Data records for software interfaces
= = =

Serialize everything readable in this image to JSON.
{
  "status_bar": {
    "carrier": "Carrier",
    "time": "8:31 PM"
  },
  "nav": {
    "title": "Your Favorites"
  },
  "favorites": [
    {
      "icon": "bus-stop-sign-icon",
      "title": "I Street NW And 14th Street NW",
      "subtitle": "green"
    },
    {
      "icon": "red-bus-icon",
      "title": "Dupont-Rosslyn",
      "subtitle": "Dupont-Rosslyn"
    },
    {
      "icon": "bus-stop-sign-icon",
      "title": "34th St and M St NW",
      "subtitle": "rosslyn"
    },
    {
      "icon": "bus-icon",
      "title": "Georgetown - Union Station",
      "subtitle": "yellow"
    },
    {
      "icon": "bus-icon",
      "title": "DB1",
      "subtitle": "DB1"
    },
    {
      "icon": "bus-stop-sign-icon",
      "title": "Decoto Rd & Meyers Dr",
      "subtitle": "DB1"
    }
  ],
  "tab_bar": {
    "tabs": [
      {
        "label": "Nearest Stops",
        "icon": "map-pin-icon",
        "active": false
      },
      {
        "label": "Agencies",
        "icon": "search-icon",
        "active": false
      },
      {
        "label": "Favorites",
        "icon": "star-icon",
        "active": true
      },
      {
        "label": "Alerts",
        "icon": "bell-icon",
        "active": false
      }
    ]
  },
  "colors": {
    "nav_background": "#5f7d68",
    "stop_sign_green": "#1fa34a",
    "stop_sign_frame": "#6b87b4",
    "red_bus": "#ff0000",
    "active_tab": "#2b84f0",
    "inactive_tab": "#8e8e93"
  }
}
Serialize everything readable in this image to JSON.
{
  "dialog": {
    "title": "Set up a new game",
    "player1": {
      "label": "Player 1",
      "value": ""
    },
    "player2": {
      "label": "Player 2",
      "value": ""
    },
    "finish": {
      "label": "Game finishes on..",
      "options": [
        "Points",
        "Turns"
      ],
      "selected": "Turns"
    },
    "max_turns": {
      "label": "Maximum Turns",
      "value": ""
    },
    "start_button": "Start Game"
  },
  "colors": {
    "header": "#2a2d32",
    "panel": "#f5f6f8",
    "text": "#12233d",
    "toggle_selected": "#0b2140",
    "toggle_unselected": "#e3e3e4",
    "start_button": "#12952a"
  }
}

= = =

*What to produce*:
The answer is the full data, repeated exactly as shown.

*Written answer*:
Serialize everything readable in this image to JSON.
{
  "status_bar": {
    "carrier": "Carrier",
    "time": "8:31 PM"
  },
  "nav": {
    "title": "Your Favorites"
  },
  "favorites": [
    {
      "icon": "bus-stop-sign-icon",
      "title": "I Street NW And 14th Street NW",
      "subtitle": "green"
    },
    {
      "icon": "red-bus-icon",
      "title": "Dupont-Rosslyn",
      "subtitle": "Dupont-Rosslyn"
    },
    {
      "icon": "bus-stop-sign-icon",
      "title": "34th St and M St NW",
      "subtitle": "rosslyn"
    },
    {
      "icon": "bus-icon",
      "title": "Georgetown - Union Station",
      "subtitle": "yellow"
    },
    {
      "icon": "bus-icon",
      "title": "DB1",
      "subtitle": "DB1"
    },
    {
      "icon": "bus-stop-sign-icon",
      "title": "Decoto Rd & Meyers Dr",
      "subtitle": "DB1"
    }
  ],
  "tab_bar": {
    "tabs": [
      {
        "label": "Nearest Stops",
        "icon": "map-pin-icon",
        "active": false
      },
      {
        "label": "Agencies",
        "icon": "search-icon",
        "active": false
      },
      {
        "label": "Favorites",
        "icon": "star-icon",
        "active": true
      },
      {
        "label": "Alerts",
        "icon": "bell-icon",
        "active": false
      }
    ]
  },
  "colors": {
    "nav_background": "#5f7d68",
    "stop_sign_green": "#1fa34a",
    "stop_sign_frame": "#6b87b4",
    "red_bus": "#ff0000",
    "active_tab": "#2b84f0",
    "inactive_tab": "#8e8e93"
  }
}
Serialize everything readable in this image to JSON.
{
  "dialog": {
    "title": "Set up a new game",
    "player1": {
      "label": "Player 1",
      "value": ""
    },
    "player2": {
      "label": "Player 2",
      "value": ""
    },
    "finish": {
      "label": "Game finishes on..",
      "options": [
        "Points",
        "Turns"
      ],
      "selected": "Turns"
    },
    "max_turns": {
      "label": "Maximum Turns",
      "value": ""
    },
    "start_button": "Start Game"
  },
  "colors": {
    "header": "#2a2d32",
    "panel": "#f5f6f8",
    "text": "#12233d",
    "toggle_selected": "#0b2140",
    "toggle_unselected": "#e3e3e4",
    "start_button": "#12952a"
  }
}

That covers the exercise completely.